When you start to apply accountability to people. By That I mean, when you start to make things visible and you start to ask questions about things. It’s crazy how the world ends up working, right?
Say you have a service level agreement (SLA). Where you have to deal with this certain kind of problem in under four hours. So you start to measure that and you start to see, instances where that problem is not solved within, four hours. So you decide to add a buffer. Let’s only look at the ones that took longer than 24 hours.
So things that are six times worse than the standard. You put that out and you ask people involved, “Will you help me understand the SLA is four hours, but it took us more than 24 hours to do this. What could we do to improve? Help me understand, what’s going on here.” About half of the people start with, “Well, I don’t agree that this was really, a type of issue that we should hold to this standard”, or “it’s only 20 minutes longer than 24 hours.”
Some of them will respond with, “Why is it being singled out? Are we really being that nit picky?” or, “Is it going from the time that the issue comes to us or does the clock start when the issue is created? Because that’s not fair, we didn’t get the issue until an hour after it was created. It’s not fair if we’re waiting until the customers verified that this was fixed. We fixed it in 12 hours. It’s not our fault no one notified the customer it was fixed.”
When you look at all these things it’s amazing. When in reality, you’re just trying to understand the whole picture, the whole process. Where are there inefficiencies in the system? Can we fix those in. Looking at the system not just a single team and how they interact with this, but let look at how the customer experience is around this.
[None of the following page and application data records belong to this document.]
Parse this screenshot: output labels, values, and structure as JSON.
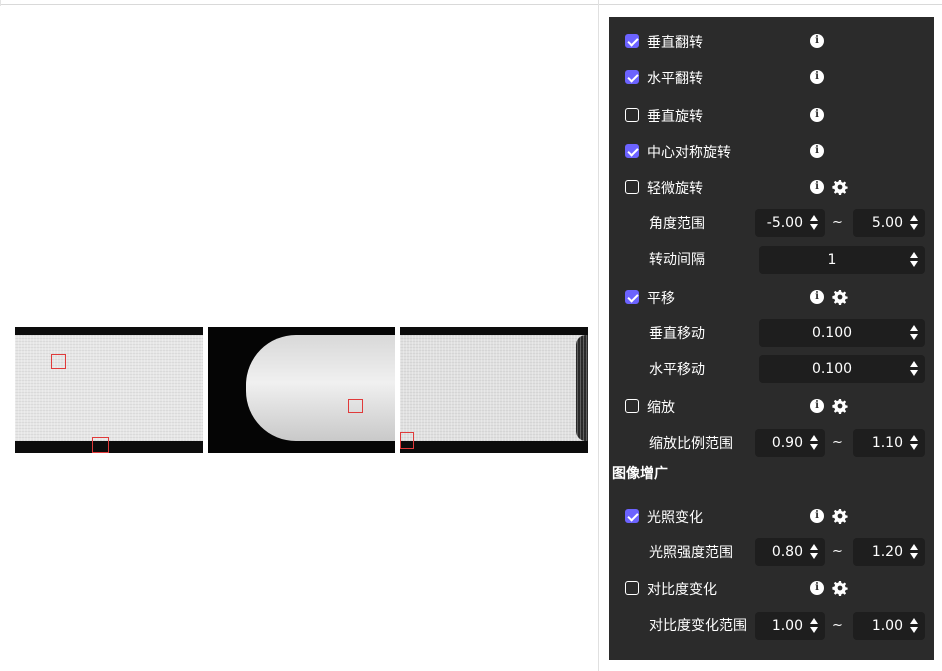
{
  "panel": {
    "vertical_flip": {
      "label": "垂直翻转",
      "checked": true
    },
    "horizontal_flip": {
      "label": "水平翻转",
      "checked": true
    },
    "vertical_rotate": {
      "label": "垂直旋转",
      "checked": false
    },
    "center_rotate": {
      "label": "中心对称旋转",
      "checked": true
    },
    "slight_rotate": {
      "label": "轻微旋转",
      "checked": false,
      "angle_range_label": "角度范围",
      "angle_min": "-5.00",
      "angle_max": "5.00",
      "step_label": "转动间隔",
      "step_value": "1"
    },
    "translate": {
      "label": "平移",
      "checked": true,
      "vertical_label": "垂直移动",
      "vertical_value": "0.100",
      "horizontal_label": "水平移动",
      "horizontal_value": "0.100"
    },
    "scale": {
      "label": "缩放",
      "checked": false,
      "range_label": "缩放比例范围",
      "range_min": "0.90",
      "range_max": "1.10"
    },
    "augment_section": "图像增广",
    "lighting": {
      "label": "光照变化",
      "checked": true,
      "range_label": "光照强度范围",
      "range_min": "0.80",
      "range_max": "1.20"
    },
    "contrast": {
      "label": "对比度变化",
      "checked": false,
      "range_label": "对比度变化范围",
      "range_min": "1.00",
      "range_max": "1.00"
    },
    "tilde": "~",
    "info_glyph": "i"
  },
  "colors": {
    "panel_bg": "#2b2b2b",
    "accent": "#6c63ff",
    "input_bg": "#1e1e1e",
    "marker": "#e03a3a"
  },
  "icons": [
    "info-icon",
    "gear-icon",
    "check-icon",
    "spin-arrows-icon"
  ]
}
What’s funny to me is that half of the teams, half of the people start the conversation with, this isn’t my fault. Why are you picking on me? The other half starts with, you know what the problem is, we’re not doing this and we’re not doing that. And it would be really helpful if. So, I ask, when accountability comes to you, do you look through a lens of why shouldn’t I be accountable? Or do you look through the lens of how could I improve?
If accountability is about holding you to what you say you are going do and holding a level of integrity, shouldn’t it always be. What could I be doing to improve my results? Not why is the result not my fault? Food for thought.